_Exercise directions_
Your answer must be a single number: how many lines in the records below contain the word "name".

Excerpts from an interface dataset:
- - -

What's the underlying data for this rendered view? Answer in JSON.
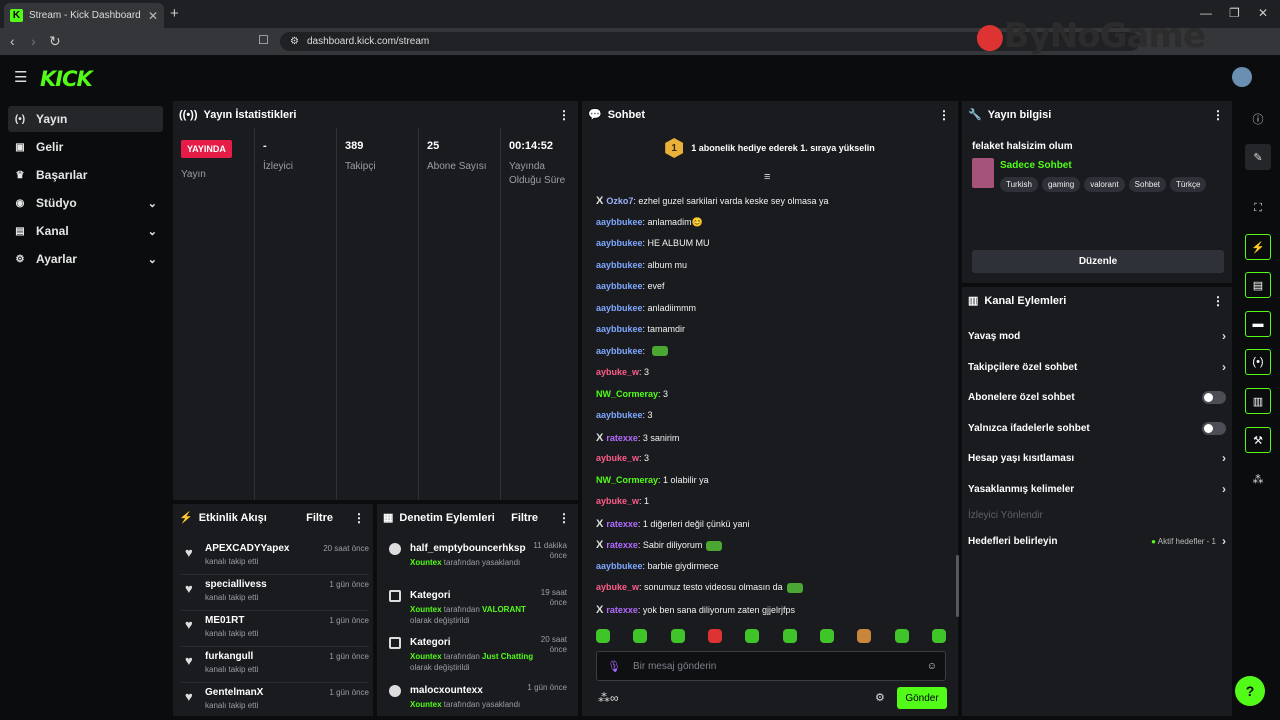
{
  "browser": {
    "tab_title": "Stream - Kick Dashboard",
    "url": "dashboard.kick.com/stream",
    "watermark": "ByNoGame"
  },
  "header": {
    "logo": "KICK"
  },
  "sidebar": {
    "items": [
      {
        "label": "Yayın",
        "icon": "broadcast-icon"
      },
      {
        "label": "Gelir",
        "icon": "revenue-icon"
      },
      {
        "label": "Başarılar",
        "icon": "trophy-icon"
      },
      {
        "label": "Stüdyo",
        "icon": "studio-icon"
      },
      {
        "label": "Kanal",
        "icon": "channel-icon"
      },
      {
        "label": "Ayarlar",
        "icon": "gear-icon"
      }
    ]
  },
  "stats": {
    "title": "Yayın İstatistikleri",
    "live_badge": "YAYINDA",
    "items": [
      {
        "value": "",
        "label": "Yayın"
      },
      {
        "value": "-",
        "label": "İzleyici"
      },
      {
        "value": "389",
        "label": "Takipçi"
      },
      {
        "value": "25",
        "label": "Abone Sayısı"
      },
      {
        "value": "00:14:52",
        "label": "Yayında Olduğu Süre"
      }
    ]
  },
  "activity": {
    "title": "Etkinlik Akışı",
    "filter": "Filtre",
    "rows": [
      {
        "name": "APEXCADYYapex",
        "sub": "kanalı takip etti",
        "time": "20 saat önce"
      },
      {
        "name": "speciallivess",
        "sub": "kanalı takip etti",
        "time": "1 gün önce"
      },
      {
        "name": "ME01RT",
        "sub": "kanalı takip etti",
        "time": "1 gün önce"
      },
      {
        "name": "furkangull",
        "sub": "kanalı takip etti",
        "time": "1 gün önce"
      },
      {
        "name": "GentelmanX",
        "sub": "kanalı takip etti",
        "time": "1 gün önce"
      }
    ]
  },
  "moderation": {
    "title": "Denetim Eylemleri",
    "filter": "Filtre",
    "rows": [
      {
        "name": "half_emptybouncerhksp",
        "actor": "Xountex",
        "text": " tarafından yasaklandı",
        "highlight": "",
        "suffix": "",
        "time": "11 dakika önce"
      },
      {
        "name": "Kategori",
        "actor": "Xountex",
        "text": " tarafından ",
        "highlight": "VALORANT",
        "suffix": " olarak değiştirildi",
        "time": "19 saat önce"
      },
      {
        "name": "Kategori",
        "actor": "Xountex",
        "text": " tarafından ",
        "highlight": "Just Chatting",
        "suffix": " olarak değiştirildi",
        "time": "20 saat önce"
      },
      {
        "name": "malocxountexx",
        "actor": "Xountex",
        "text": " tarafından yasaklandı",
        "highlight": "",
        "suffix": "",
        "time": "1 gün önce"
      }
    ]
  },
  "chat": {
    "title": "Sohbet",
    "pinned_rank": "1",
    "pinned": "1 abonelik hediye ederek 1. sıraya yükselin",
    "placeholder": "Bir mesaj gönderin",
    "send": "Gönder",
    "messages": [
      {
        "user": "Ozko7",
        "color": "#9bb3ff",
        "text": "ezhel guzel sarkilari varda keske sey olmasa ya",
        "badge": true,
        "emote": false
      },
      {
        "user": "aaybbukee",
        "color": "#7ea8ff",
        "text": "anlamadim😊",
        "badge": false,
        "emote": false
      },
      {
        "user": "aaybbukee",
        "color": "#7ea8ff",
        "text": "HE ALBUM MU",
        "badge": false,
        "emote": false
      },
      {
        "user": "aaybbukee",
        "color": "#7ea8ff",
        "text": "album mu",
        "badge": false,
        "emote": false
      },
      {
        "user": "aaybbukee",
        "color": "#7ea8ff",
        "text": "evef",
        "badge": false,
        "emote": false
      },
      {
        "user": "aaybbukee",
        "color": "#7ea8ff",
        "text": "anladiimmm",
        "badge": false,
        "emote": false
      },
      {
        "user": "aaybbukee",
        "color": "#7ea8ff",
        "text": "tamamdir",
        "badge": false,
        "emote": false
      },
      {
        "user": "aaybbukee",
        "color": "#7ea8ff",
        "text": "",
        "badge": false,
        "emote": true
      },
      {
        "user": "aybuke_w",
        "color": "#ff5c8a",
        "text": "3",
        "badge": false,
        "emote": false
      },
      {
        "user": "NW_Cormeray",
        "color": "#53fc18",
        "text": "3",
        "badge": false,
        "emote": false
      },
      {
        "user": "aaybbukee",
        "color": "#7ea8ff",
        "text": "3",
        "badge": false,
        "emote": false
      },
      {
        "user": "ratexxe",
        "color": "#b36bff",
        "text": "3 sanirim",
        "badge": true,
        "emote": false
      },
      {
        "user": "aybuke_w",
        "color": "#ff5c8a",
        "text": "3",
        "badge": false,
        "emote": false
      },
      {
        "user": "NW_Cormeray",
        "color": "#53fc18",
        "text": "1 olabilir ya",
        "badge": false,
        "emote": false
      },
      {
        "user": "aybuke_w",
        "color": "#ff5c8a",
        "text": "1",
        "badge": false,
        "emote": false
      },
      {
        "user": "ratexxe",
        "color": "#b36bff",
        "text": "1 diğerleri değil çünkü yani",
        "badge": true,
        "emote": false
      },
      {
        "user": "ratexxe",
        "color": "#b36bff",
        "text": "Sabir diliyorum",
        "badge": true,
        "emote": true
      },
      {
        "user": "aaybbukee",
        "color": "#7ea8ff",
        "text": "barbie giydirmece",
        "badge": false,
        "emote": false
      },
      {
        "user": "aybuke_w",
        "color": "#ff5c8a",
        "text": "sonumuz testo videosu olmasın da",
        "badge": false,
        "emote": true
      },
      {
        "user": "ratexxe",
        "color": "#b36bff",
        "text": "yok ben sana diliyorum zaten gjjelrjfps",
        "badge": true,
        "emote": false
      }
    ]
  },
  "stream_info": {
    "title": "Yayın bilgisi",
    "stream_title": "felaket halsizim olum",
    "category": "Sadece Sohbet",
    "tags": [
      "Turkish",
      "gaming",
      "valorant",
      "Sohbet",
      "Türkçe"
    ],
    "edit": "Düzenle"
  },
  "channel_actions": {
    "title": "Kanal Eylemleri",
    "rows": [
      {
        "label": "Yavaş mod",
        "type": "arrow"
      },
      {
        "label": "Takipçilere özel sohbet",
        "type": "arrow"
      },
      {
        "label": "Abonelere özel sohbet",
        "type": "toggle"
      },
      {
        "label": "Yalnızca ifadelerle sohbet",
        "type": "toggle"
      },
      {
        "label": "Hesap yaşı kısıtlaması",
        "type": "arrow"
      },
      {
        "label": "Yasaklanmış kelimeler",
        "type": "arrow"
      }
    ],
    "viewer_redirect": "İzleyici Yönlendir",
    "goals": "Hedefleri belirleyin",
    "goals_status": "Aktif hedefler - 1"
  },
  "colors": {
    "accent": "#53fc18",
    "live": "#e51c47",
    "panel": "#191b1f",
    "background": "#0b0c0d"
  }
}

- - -

_Problem solution_
9